▶ _PROBLEM STATEMENT_
Without the pictures, copy the entries below word for word.

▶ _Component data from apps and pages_

★ ★ ★ ★ ★

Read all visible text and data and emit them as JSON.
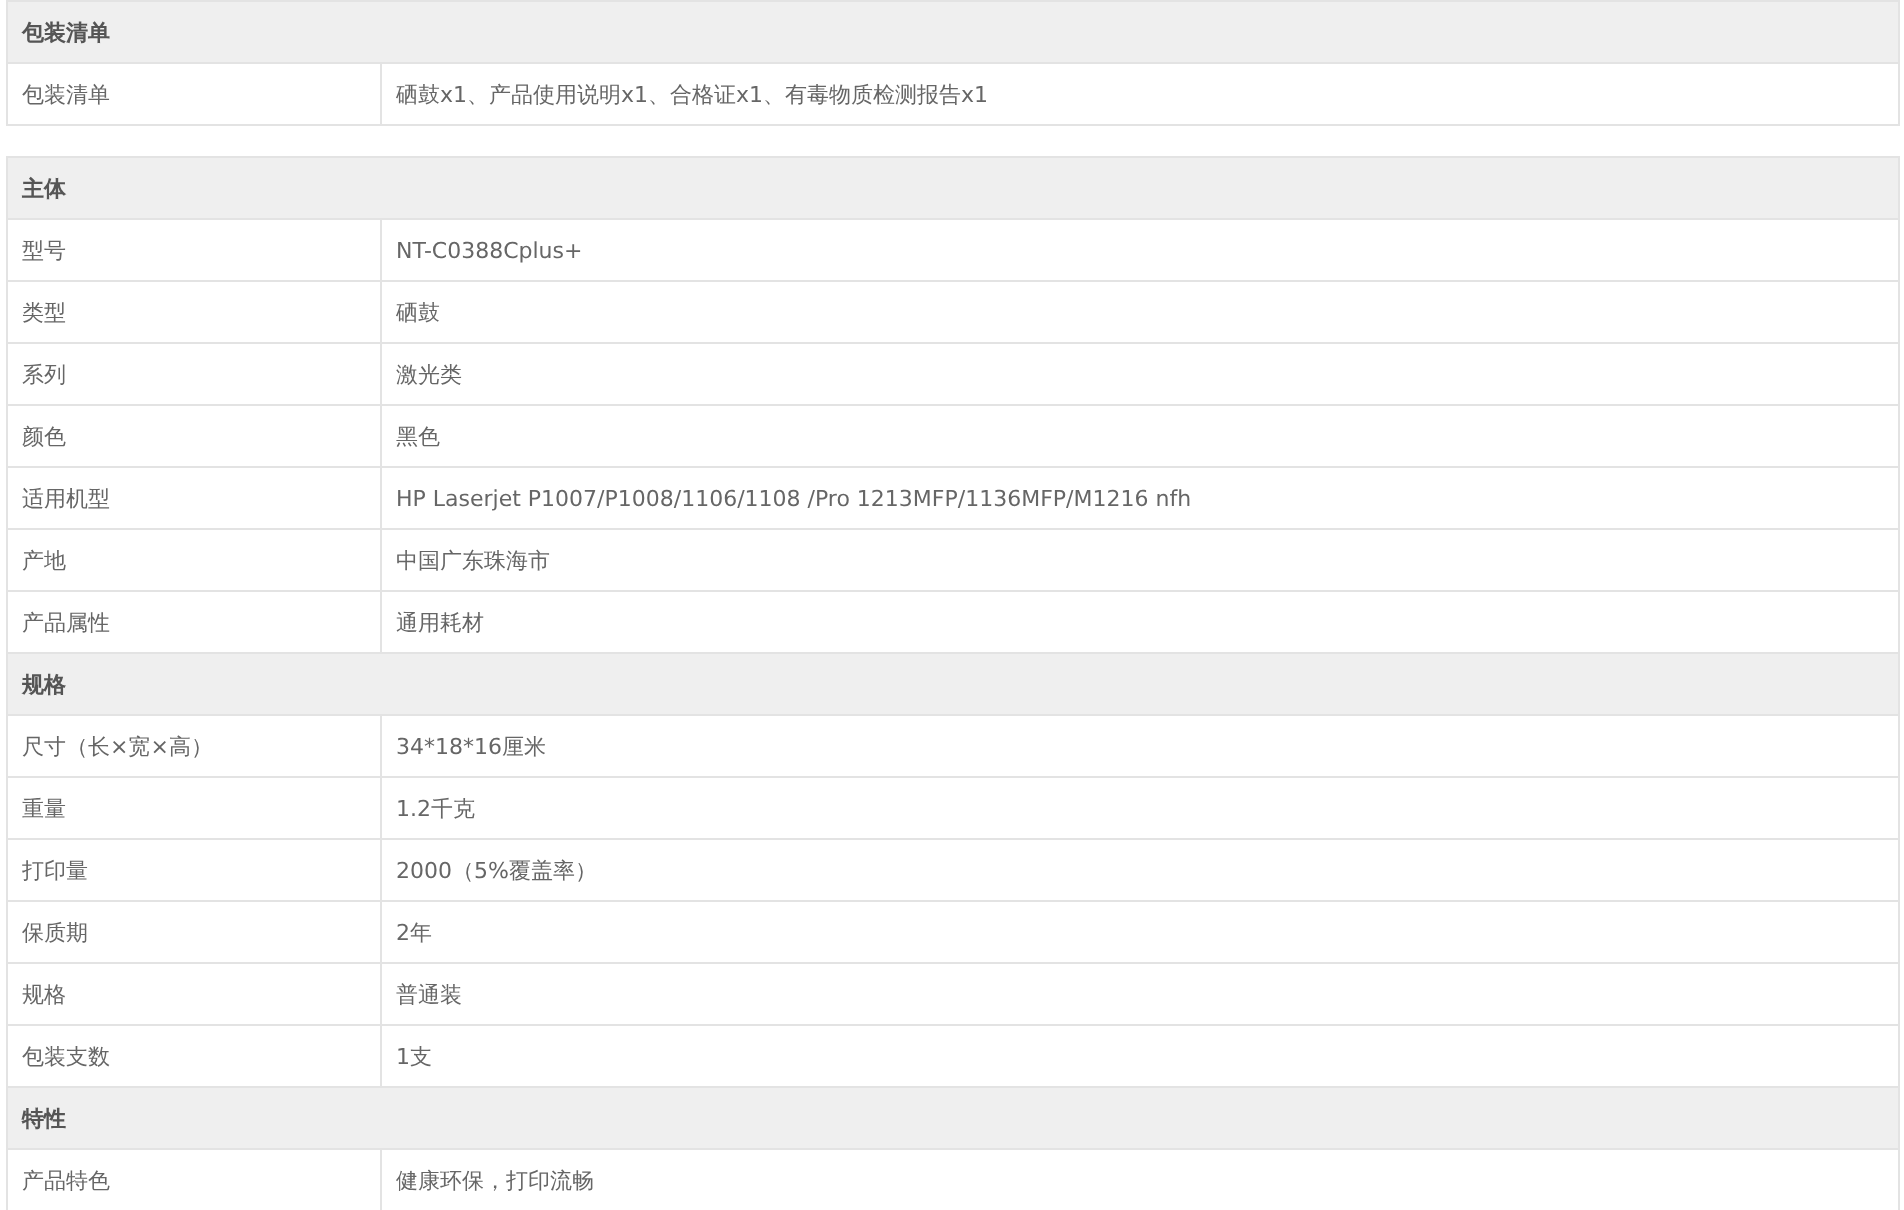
{
  "tables": [
    {
      "sections": [
        {
          "title": "包装清单",
          "rows": [
            {
              "label": "包装清单",
              "value": "硒鼓x1、产品使用说明x1、合格证x1、有毒物质检测报告x1"
            }
          ]
        }
      ]
    },
    {
      "sections": [
        {
          "title": "主体",
          "rows": [
            {
              "label": "型号",
              "value": "NT-C0388Cplus+"
            },
            {
              "label": "类型",
              "value": "硒鼓"
            },
            {
              "label": "系列",
              "value": "激光类"
            },
            {
              "label": "颜色",
              "value": "黑色"
            },
            {
              "label": "适用机型",
              "value": "HP Laserjet P1007/P1008/1106/1108 /Pro 1213MFP/1136MFP/M1216 nfh"
            },
            {
              "label": "产地",
              "value": "中国广东珠海市"
            },
            {
              "label": "产品属性",
              "value": "通用耗材"
            }
          ]
        },
        {
          "title": "规格",
          "rows": [
            {
              "label": "尺寸（长×宽×高）",
              "value": "34*18*16厘米"
            },
            {
              "label": "重量",
              "value": "1.2千克"
            },
            {
              "label": "打印量",
              "value": "2000（5%覆盖率）"
            },
            {
              "label": "保质期",
              "value": "2年"
            },
            {
              "label": "规格",
              "value": "普通装"
            },
            {
              "label": "包装支数",
              "value": "1支"
            }
          ]
        },
        {
          "title": "特性",
          "rows": [
            {
              "label": "产品特色",
              "value": "健康环保，打印流畅"
            }
          ]
        }
      ]
    }
  ]
}
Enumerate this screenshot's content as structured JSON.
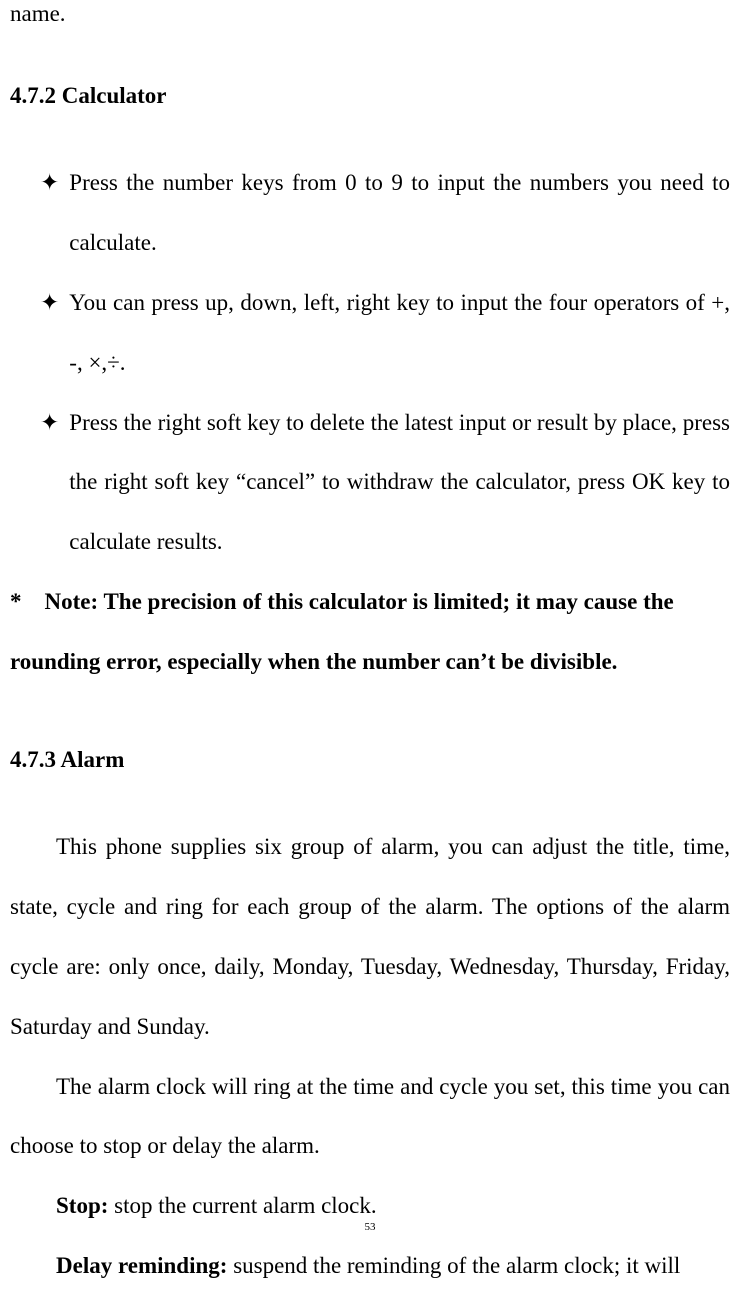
{
  "top_fragment": "name.",
  "section1": {
    "heading": "4.7.2 Calculator",
    "bullets": [
      "Press the number keys from 0 to 9 to input the numbers you need to calculate.",
      "You can press up, down, left, right key to input the four operators of +, -, ×,÷.",
      "Press the right soft key to delete the latest input or result by place, press the right soft key “cancel” to withdraw the calculator, press OK key to calculate results."
    ],
    "note_line1": "* Note: The precision of this calculator is limited; it may cause the",
    "note_line2": "rounding error, especially when the number can’t be divisible."
  },
  "section2": {
    "heading": "4.7.3 Alarm",
    "para1": "This phone supplies six group of alarm, you can adjust the title, time, state, cycle and ring for each group of the alarm. The options of the alarm cycle are: only once, daily, Monday, Tuesday, Wednesday, Thursday, Friday, Saturday and Sunday.",
    "para2": "The alarm clock will ring at the time and cycle you set, this time you can choose to stop or delay the alarm.",
    "option1_label": "Stop: ",
    "option1_text": "stop the current alarm clock.",
    "option2_label": "Delay reminding: ",
    "option2_text": "suspend the reminding of the alarm clock; it will"
  },
  "page_number": "53",
  "glyphs": {
    "diamond": "✦"
  }
}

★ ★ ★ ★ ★

▶ _RESPONSE AREA_
Read all visible text and data and emit them as JSON.
{
  "tables": [
    {
      "sections": [
        {
          "title": "包装清单",
          "rows": [
            {
              "label": "包装清单",
              "value": "硒鼓x1、产品使用说明x1、合格证x1、有毒物质检测报告x1"
            }
          ]
        }
      ]
    },
    {
      "sections": [
        {
          "title": "主体",
          "rows": [
            {
              "label": "型号",
              "value": "NT-C0388Cplus+"
            },
            {
              "label": "类型",
              "value": "硒鼓"
            },
            {
              "label": "系列",
              "value": "激光类"
            },
            {
              "label": "颜色",
              "value": "黑色"
            },
            {
              "label": "适用机型",
              "value": "HP Laserjet P1007/P1008/1106/1108 /Pro 1213MFP/1136MFP/M1216 nfh"
            },
            {
              "label": "产地",
              "value": "中国广东珠海市"
            },
            {
              "label": "产品属性",
              "value": "通用耗材"
            }
          ]
        },
        {
          "title": "规格",
          "rows": [
            {
              "label": "尺寸（长×宽×高）",
              "value": "34*18*16厘米"
            },
            {
              "label": "重量",
              "value": "1.2千克"
            },
            {
              "label": "打印量",
              "value": "2000（5%覆盖率）"
            },
            {
              "label": "保质期",
              "value": "2年"
            },
            {
              "label": "规格",
              "value": "普通装"
            },
            {
              "label": "包装支数",
              "value": "1支"
            }
          ]
        },
        {
          "title": "特性",
          "rows": [
            {
              "label": "产品特色",
              "value": "健康环保，打印流畅"
            }
          ]
        }
      ]
    }
  ]
}
Enumerate this screenshot's content as structured JSON.
{
  "top_fragment": "name.",
  "section1": {
    "heading": "4.7.2 Calculator",
    "bullets": [
      "Press the number keys from 0 to 9 to input the numbers you need to calculate.",
      "You can press up, down, left, right key to input the four operators of +, -, ×,÷.",
      "Press the right soft key to delete the latest input or result by place, press the right soft key “cancel” to withdraw the calculator, press OK key to calculate results."
    ],
    "note_line1": "* Note: The precision of this calculator is limited; it may cause the",
    "note_line2": "rounding error, especially when the number can’t be divisible."
  },
  "section2": {
    "heading": "4.7.3 Alarm",
    "para1": "This phone supplies six group of alarm, you can adjust the title, time, state, cycle and ring for each group of the alarm. The options of the alarm cycle are: only once, daily, Monday, Tuesday, Wednesday, Thursday, Friday, Saturday and Sunday.",
    "para2": "The alarm clock will ring at the time and cycle you set, this time you can choose to stop or delay the alarm.",
    "option1_label": "Stop: ",
    "option1_text": "stop the current alarm clock.",
    "option2_label": "Delay reminding: ",
    "option2_text": "suspend the reminding of the alarm clock; it will"
  },
  "page_number": "53",
  "glyphs": {
    "diamond": "✦"
  }
}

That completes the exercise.